I raised this theme as an invitation for us, especially to artists, art lovers, and Christian institutions to recognize and foster the aesthetic expression of faith in the church, especially the fine arts.

Christian art in Indonesia began sometime around the 18th-19th century. There are developments in ecclesiastical art in several areas in the archipelago as in Java. Balinese artists dared to raise the awareness for interpreting typical Indonesian Christian iconography.

The Christian art group- SERUNI aims to raise the aesthetic value of contemporary Indonesian Christian art. At the moment their artworks have limited circulation. This makes it difficult for them to expand the appreciation and discourse beyond the academic spheres. However, they work consistently to set this off. In the midst of the challenges of this era, SERUNI presents interpretations of Christian iconographies that are artistic, contemporary and original.

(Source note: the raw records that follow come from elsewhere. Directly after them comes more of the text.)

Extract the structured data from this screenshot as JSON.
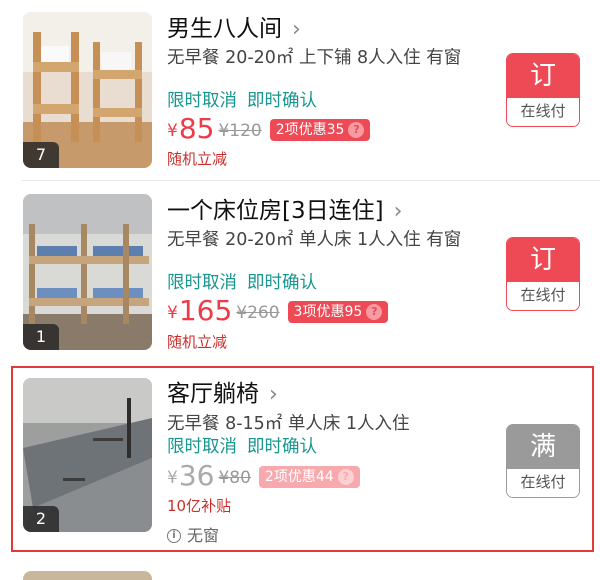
{
  "rooms": [
    {
      "name": "男生八人间",
      "desc": "无早餐 20-20㎡ 上下铺 8人入住 有窗",
      "policies": [
        "限时取消",
        "即时确认"
      ],
      "currency": "¥",
      "price": "85",
      "original_price": "¥120",
      "promo": "2项优惠35",
      "note": "随机立减",
      "photo_count": "7",
      "book_label": "订",
      "pay_label": "在线付"
    },
    {
      "name": "一个床位房[3日连住]",
      "desc": "无早餐 20-20㎡ 单人床 1人入住 有窗",
      "policies": [
        "限时取消",
        "即时确认"
      ],
      "currency": "¥",
      "price": "165",
      "original_price": "¥260",
      "promo": "3项优惠95",
      "note": "随机立减",
      "photo_count": "1",
      "book_label": "订",
      "pay_label": "在线付"
    },
    {
      "name": "客厅躺椅",
      "desc": "无早餐 8-15㎡ 单人床 1人入住",
      "policies": [
        "限时取消",
        "即时确认"
      ],
      "currency": "¥",
      "price": "36",
      "original_price": "¥80",
      "promo": "2项优惠44",
      "note": "10亿补贴",
      "window_info": "无窗",
      "photo_count": "2",
      "book_label": "满",
      "pay_label": "在线付"
    }
  ],
  "chevron": "›",
  "help_glyph": "?",
  "info_glyph": "i",
  "colors": {
    "price_red": "#ee3b48",
    "policy_teal": "#17958f",
    "book_red": "#ee4a55",
    "sold_out_grey": "#9a9a9a",
    "highlight_border": "#e23a3a"
  }
}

Setiyoko Hadi, “Golden Boy”, Acrylic on canvas, 150x300 cm.

Setiyoko Hadi’s masterpiece "Golden Boy" is an artistic contemplation on the irony and the injustice felt in the massive industrialization and capitalization of natural resources (particularly gold mining) in Papua. It shows an area that was subjected to open-pit mining with the portraits of miners-“golden boys” lined across the painting. Local communities have been sold in exchange for the valuable gold. The irony is that the miners are not enriched by their livelihood. They work for so long without getting proper compensation in exchange for the destruction of nature and humanity. Even more ironic is that golden boys, who inherited their livelihood from their fathers, favor the business agencies. “Golden Boy” was cynically pitched to knock a sense of justice at the loss of humanity in the midst of modern civilization.

Heru Susanto, “Why Animalism?”, grahite on paper, 150x 200 cm

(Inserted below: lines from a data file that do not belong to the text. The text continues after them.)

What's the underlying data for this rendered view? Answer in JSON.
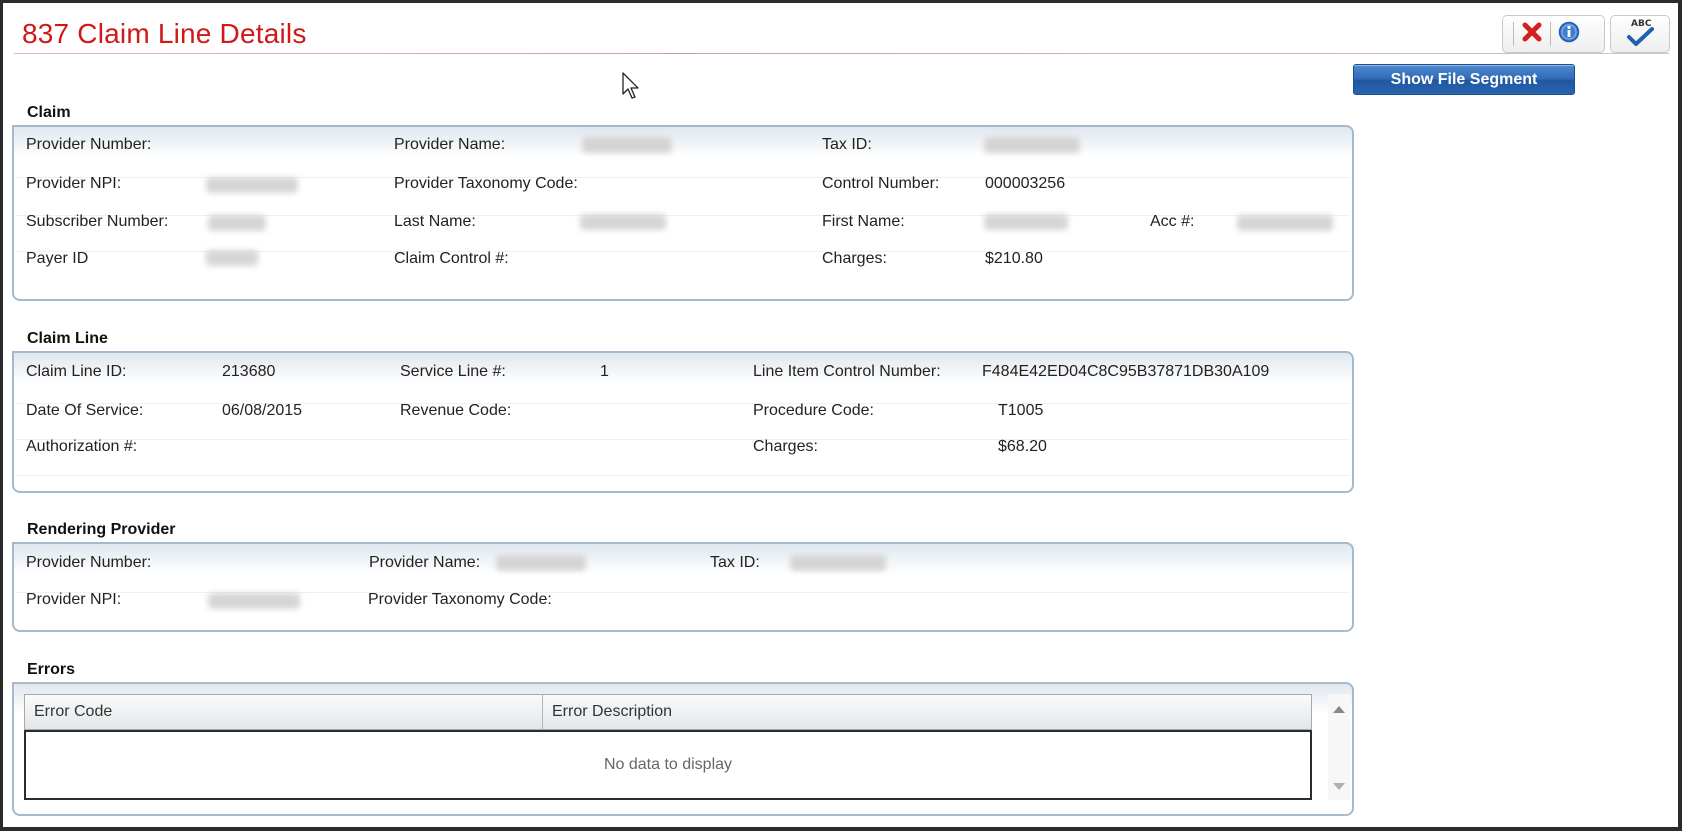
{
  "header": {
    "title": "837 Claim Line Details",
    "show_file_segment_label": "Show File Segment",
    "toolbar": {
      "close_icon": "red-x-icon",
      "info_icon": "info-icon",
      "spellcheck_icon": "spellcheck-icon",
      "spellcheck_text": "ABC"
    }
  },
  "claim": {
    "tab_label": "Claim",
    "provider_number_label": "Provider Number:",
    "provider_name_label": "Provider Name:",
    "tax_id_label": "Tax ID:",
    "provider_npi_label": "Provider NPI:",
    "provider_taxonomy_label": "Provider Taxonomy Code:",
    "control_number_label": "Control Number:",
    "control_number_value": "000003256",
    "subscriber_number_label": "Subscriber Number:",
    "last_name_label": "Last Name:",
    "first_name_label": "First Name:",
    "acc_label": "Acc #:",
    "payer_id_label": "Payer ID",
    "claim_control_label": "Claim Control #:",
    "charges_label": "Charges:",
    "charges_value": "$210.80"
  },
  "claim_line": {
    "tab_label": "Claim Line",
    "claim_line_id_label": "Claim Line ID:",
    "claim_line_id_value": "213680",
    "service_line_label": "Service Line #:",
    "service_line_value": "1",
    "line_item_control_label": "Line Item Control Number:",
    "line_item_control_value": "F484E42ED04C8C95B37871DB30A109",
    "date_of_service_label": "Date Of Service:",
    "date_of_service_value": "06/08/2015",
    "revenue_code_label": "Revenue Code:",
    "procedure_code_label": "Procedure Code:",
    "procedure_code_value": "T1005",
    "authorization_label": "Authorization #:",
    "charges_label": "Charges:",
    "charges_value": "$68.20"
  },
  "rendering_provider": {
    "tab_label": "Rendering Provider",
    "provider_number_label": "Provider Number:",
    "provider_name_label": "Provider Name:",
    "tax_id_label": "Tax ID:",
    "provider_npi_label": "Provider NPI:",
    "provider_taxonomy_label": "Provider Taxonomy Code:"
  },
  "errors": {
    "tab_label": "Errors",
    "columns": [
      "Error Code",
      "Error Description"
    ],
    "empty_text": "No data to display"
  },
  "colors": {
    "title": "#d01818",
    "button_blue": "#2f69b4",
    "panel_border": "#a7b9cb"
  }
}
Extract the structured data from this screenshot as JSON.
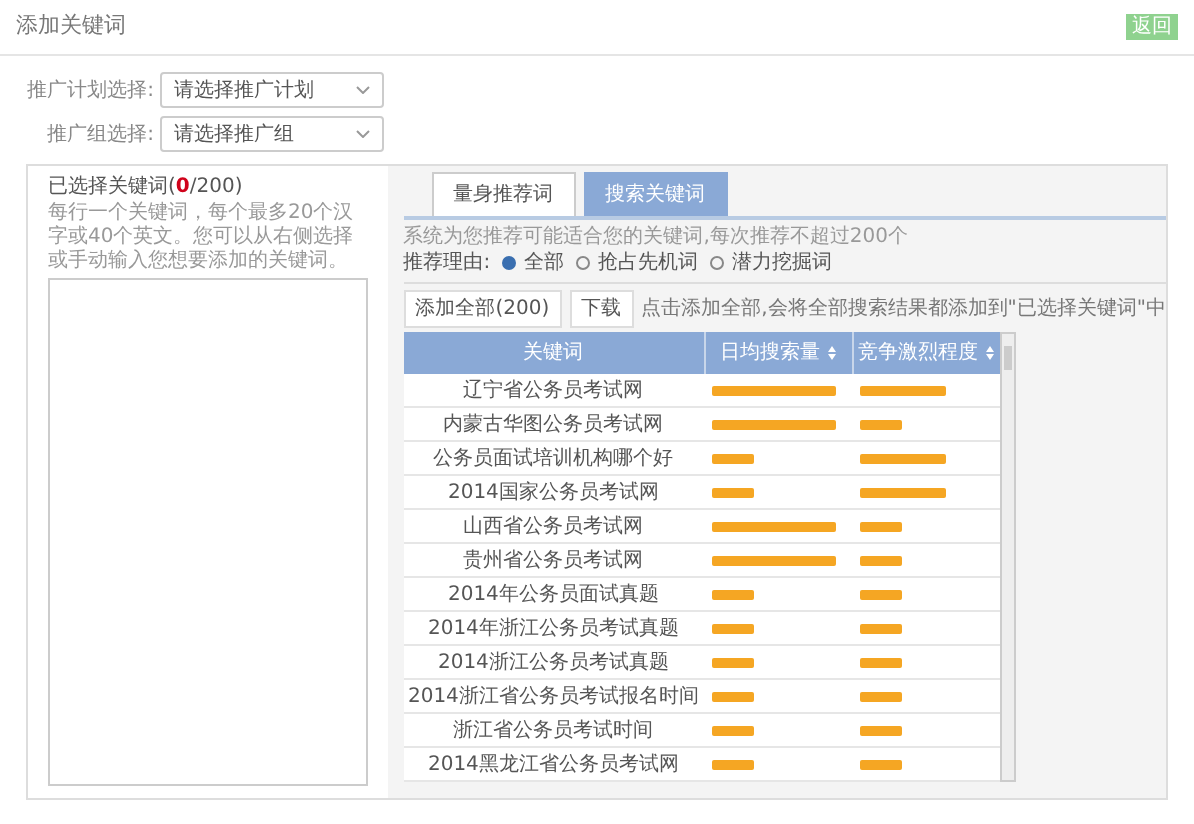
{
  "dialog": {
    "title": "添加关键词",
    "back_button": "返回"
  },
  "form": [
    {
      "label": "推广计划选择:",
      "placeholder": "请选择推广计划"
    },
    {
      "label": "推广组选择:",
      "placeholder": "请选择推广组"
    }
  ],
  "selected_panel": {
    "title_prefix": "已选择关键词(",
    "count": "0",
    "title_suffix": "/200)",
    "hint": "每行一个关键词，每个最多20个汉字或40个英文。您可以从右侧选择或手动输入您想要添加的关键词。"
  },
  "tabs": [
    {
      "label": "量身推荐词",
      "selected": true
    },
    {
      "label": "搜索关键词",
      "selected": false
    }
  ],
  "description": "系统为您推荐可能适合您的关键词,每次推荐不超过200个",
  "reason": {
    "label": "推荐理由:",
    "options": [
      {
        "label": "全部",
        "selected": true
      },
      {
        "label": "抢占先机词",
        "selected": false
      },
      {
        "label": "潜力挖掘词",
        "selected": false
      }
    ]
  },
  "actions": {
    "add_all": "添加全部(200)",
    "download": "下载",
    "note": "点击添加全部,会将全部搜索结果都添加到\"已选择关键词\"中"
  },
  "table": {
    "columns": [
      "关键词",
      "日均搜索量",
      "竞争激烈程度"
    ],
    "rows": [
      {
        "keyword": "辽宁省公务员考试网",
        "search": {
          "level": 0.95
        },
        "competition": {
          "level": 0.65
        }
      },
      {
        "keyword": "内蒙古华图公务员考试网",
        "search": {
          "level": 0.95
        },
        "competition": {
          "level": 0.33
        }
      },
      {
        "keyword": "公务员面试培训机构哪个好",
        "search": {
          "level": 0.33
        },
        "competition": {
          "level": 0.65
        }
      },
      {
        "keyword": "2014国家公务员考试网",
        "search": {
          "level": 0.33
        },
        "competition": {
          "level": 0.65
        }
      },
      {
        "keyword": "山西省公务员考试网",
        "search": {
          "level": 0.95
        },
        "competition": {
          "level": 0.33
        }
      },
      {
        "keyword": "贵州省公务员考试网",
        "search": {
          "level": 0.95
        },
        "competition": {
          "level": 0.33
        }
      },
      {
        "keyword": "2014年公务员面试真题",
        "search": {
          "level": 0.33
        },
        "competition": {
          "level": 0.33
        }
      },
      {
        "keyword": "2014年浙江公务员考试真题",
        "search": {
          "level": 0.33
        },
        "competition": {
          "level": 0.33
        }
      },
      {
        "keyword": "2014浙江公务员考试真题",
        "search": {
          "level": 0.33
        },
        "competition": {
          "level": 0.33
        }
      },
      {
        "keyword": "2014浙江省公务员考试报名时间",
        "search": {
          "level": 0.33
        },
        "competition": {
          "level": 0.33
        }
      },
      {
        "keyword": "浙江省公务员考试时间",
        "search": {
          "level": 0.33
        },
        "competition": {
          "level": 0.33
        }
      },
      {
        "keyword": "2014黑龙江省公务员考试网",
        "search": {
          "level": 0.33
        },
        "competition": {
          "level": 0.33
        }
      }
    ]
  }
}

The work of Heru Susanto entitled "Why Animalism?" laments the loss of the glory of man as made from the image of God. Humans live to hunt and to lust, modern people behave like animals. The progress of civilization is not always accompanied by the ability to control the formation of human character. "...They do not know what they are doing" (Luke 23:34). Humans have lost the glory of being “God-like” and reverted back to their animal nature.

Both of these works are relevant as they bear witness to the human capacity of administering nature and creating justice and truth. The spiritual man, through the work of the Holy Spirit, bears the fruit of repentance and love in the world. This type of work echoes Christian narrative art that is set against the back drop of contemporary issues.

Thanks be to God and congratulations to our artist friends from SERUNI on yet another successful event! Congratulations on cultivating the appreciation for spiritual beauty! Congratulations on interacting with art lovers and fostering an atmosphere of dialogue.

*Click on images to enlarge

Image links:
"Blessing Christ". Raphael Raffaello Cristo. 1505. Pinacoteca Tosio Martinengo, Brescia. Web. 11 March 2014

"Christ".4th century. Commodilla Catacombs,Rome. 11 March 2014

"Christ Pantocrator Deesis Mosaic". 13th-century. Hagia Sophia, Istanbul. Web. 11 March 2014